When working wind-blown shoreline breaks where bass often stack up, crankbaits and suspending deep-diving jerkbaits are good choices. Start with an aggressive approach of casting square-billed cranks across rocks in the 4- to 8-foot depth range. Some of the most active bass are in this depth range until water cools into the 40s. Keep retrieve speeds fast to get lures wandering from left to right and bouncing off boulders. For deep divers, Rapala Deep Shadow Raps, the Dynamic Lure Travado-DP, and Berkley Cutter 110s are deadly when fished with periodic pauses in near-white-cap conditions.
Gradually move deeper in 4-foot depth increments until you locate bass. Then, position the boat along the 12-foot contour and cast toward shore with the wind. Lures like the Bandit 300, Rapala DT10, and Bagley Diving B2 work well in this depth range. Plastic and balsa baits have distinct actions, so experiment with some of each.

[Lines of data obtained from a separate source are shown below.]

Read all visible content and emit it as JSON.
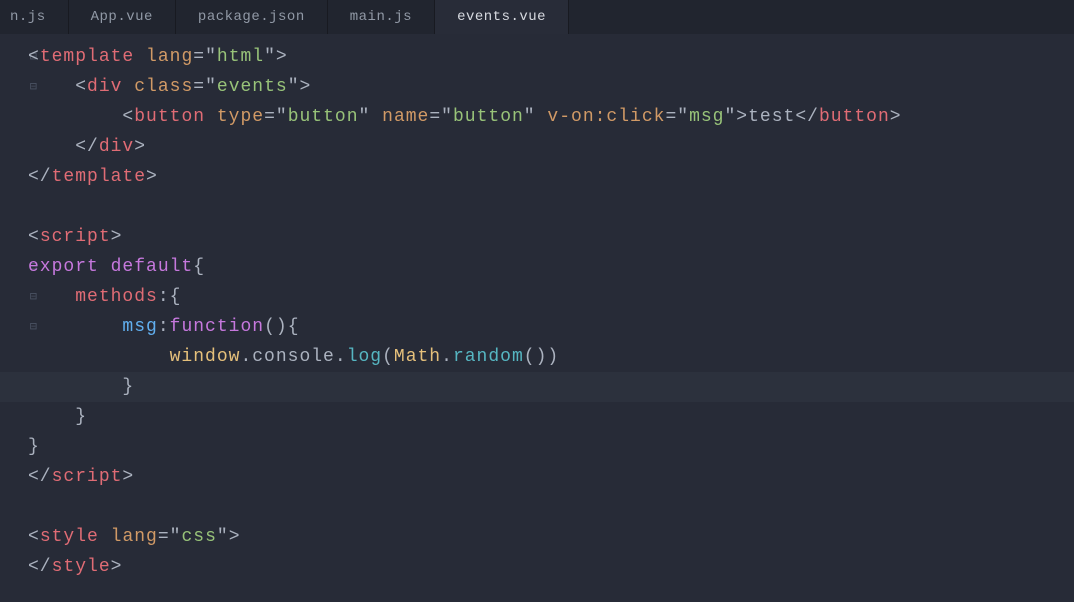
{
  "tabs": [
    {
      "label": "n.js",
      "active": false
    },
    {
      "label": "App.vue",
      "active": false
    },
    {
      "label": "package.json",
      "active": false
    },
    {
      "label": "main.js",
      "active": false
    },
    {
      "label": "events.vue",
      "active": true
    }
  ],
  "tokens": {
    "lt": "<",
    "gt": ">",
    "lt_sl": "</",
    "sp": " ",
    "eq": "=",
    "q": "\"",
    "ob": "{",
    "cb": "}",
    "op": "(",
    "cp": ")",
    "colon": ":",
    "soc": "v-on:click",
    "dot": ".",
    "template": "template",
    "lang": "lang",
    "html": "html",
    "div": "div",
    "class": "class",
    "events": "events",
    "button": "button",
    "type": "type",
    "name": "name",
    "msg": "msg",
    "test": "test",
    "script": "script",
    "export": "export",
    "default": "default",
    "methods": "methods",
    "function": "function",
    "window": "window",
    "console": "console",
    "log": "log",
    "Math": "Math",
    "random": "random",
    "style": "style",
    "css": "css",
    "ind1": "    ",
    "ind2": "        ",
    "ind3": "            ",
    "ind4": "                "
  },
  "fold": "⊟",
  "current_line_index": 11
}
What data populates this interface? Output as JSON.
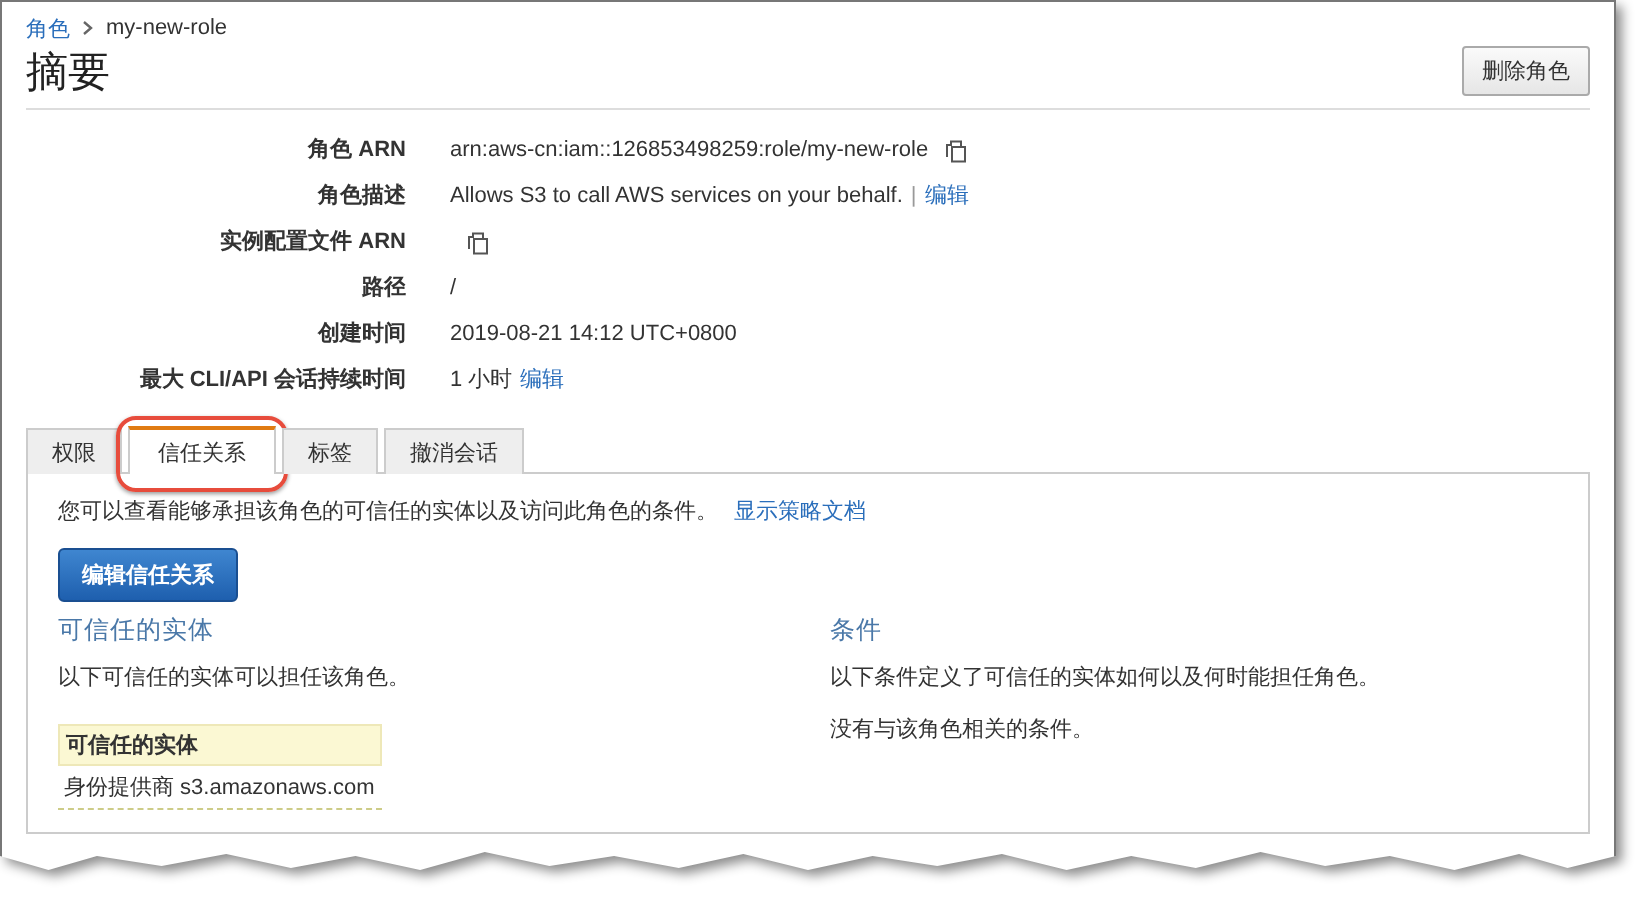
{
  "breadcrumb": [
    {
      "label": "角色",
      "link": true
    },
    {
      "label": "my-new-role",
      "link": false
    }
  ],
  "page_title": "摘要",
  "delete_button": "删除角色",
  "details": [
    {
      "label": "角色 ARN",
      "value": "arn:aws-cn:iam::126853498259:role/my-new-role",
      "copy": true
    },
    {
      "label": "角色描述",
      "value": "Allows S3 to call AWS services on your behalf.",
      "separator": "|",
      "link": "编辑",
      "copy": false
    },
    {
      "label": "实例配置文件 ARN",
      "copy": true
    },
    {
      "label": "路径",
      "value": "/",
      "copy": false
    },
    {
      "label": "创建时间",
      "value": "2019-08-21 14:12 UTC+0800",
      "copy": false
    },
    {
      "label": "最大 CLI/API 会话持续时间",
      "value": "1 小时",
      "link": "编辑",
      "copy": false
    }
  ],
  "tabs": [
    {
      "label": "权限",
      "selected": false,
      "highlighted": false
    },
    {
      "label": "信任关系",
      "selected": true,
      "highlighted": true
    },
    {
      "label": "标签",
      "selected": false,
      "highlighted": false
    },
    {
      "label": "撤消会话",
      "selected": false,
      "highlighted": false
    }
  ],
  "trust_panel": {
    "intro": "您可以查看能够承担该角色的可信任的实体以及访问此角色的条件。",
    "intro_link": "显示策略文档",
    "edit_button": "编辑信任关系",
    "entities": {
      "heading": "可信任的实体",
      "description": "以下可信任的实体可以担任该角色。",
      "table_header": "可信任的实体",
      "rows": [
        "身份提供商 s3.amazonaws.com"
      ]
    },
    "conditions": {
      "heading": "条件",
      "description": "以下条件定义了可信任的实体如何以及何时能担任角色。",
      "note": "没有与该角色相关的条件。"
    }
  }
}
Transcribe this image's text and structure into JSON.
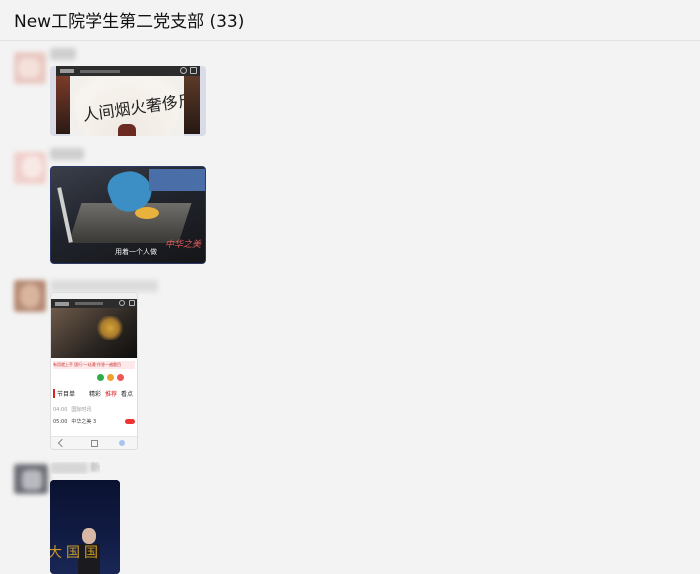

When moving out to the 16-foot break, continue to make occasional bottom contact with lures like the Strike King 5XD, SPRO Little John Baby DD 60, and Rapala DT16.
For these large lures, a long powerful crankbait rod such as the 13 Fishing Envy Black EBC711C is a good choice to muscle casts across the wind and to make sweeping hook-sets when that distinct tap is felt at the end of a long cast. Its softer tip and moderate action also helps to keep hooks from coming dislodged when big smallmouths go airborne. Pairing this rod with a 6:1 retrieve ratio baitcast reel spooled with 15-pound braid, you can work lures quickly to locate fish. All the while, livebait is deployed under and off the back of the boat to convert additional fish.
Until the snow flies and beyond, smallmouths are vulnerable to both livebait and artificial lures. Fish them together and you get the best of both worlds. Fingers may be numb, but rods are popping and lures are getting smacked until ice-up.
*In-Fisherman Field Editor Steve Ryan is an accomplished multispecies angler and has pursued smallmouths throughout North America.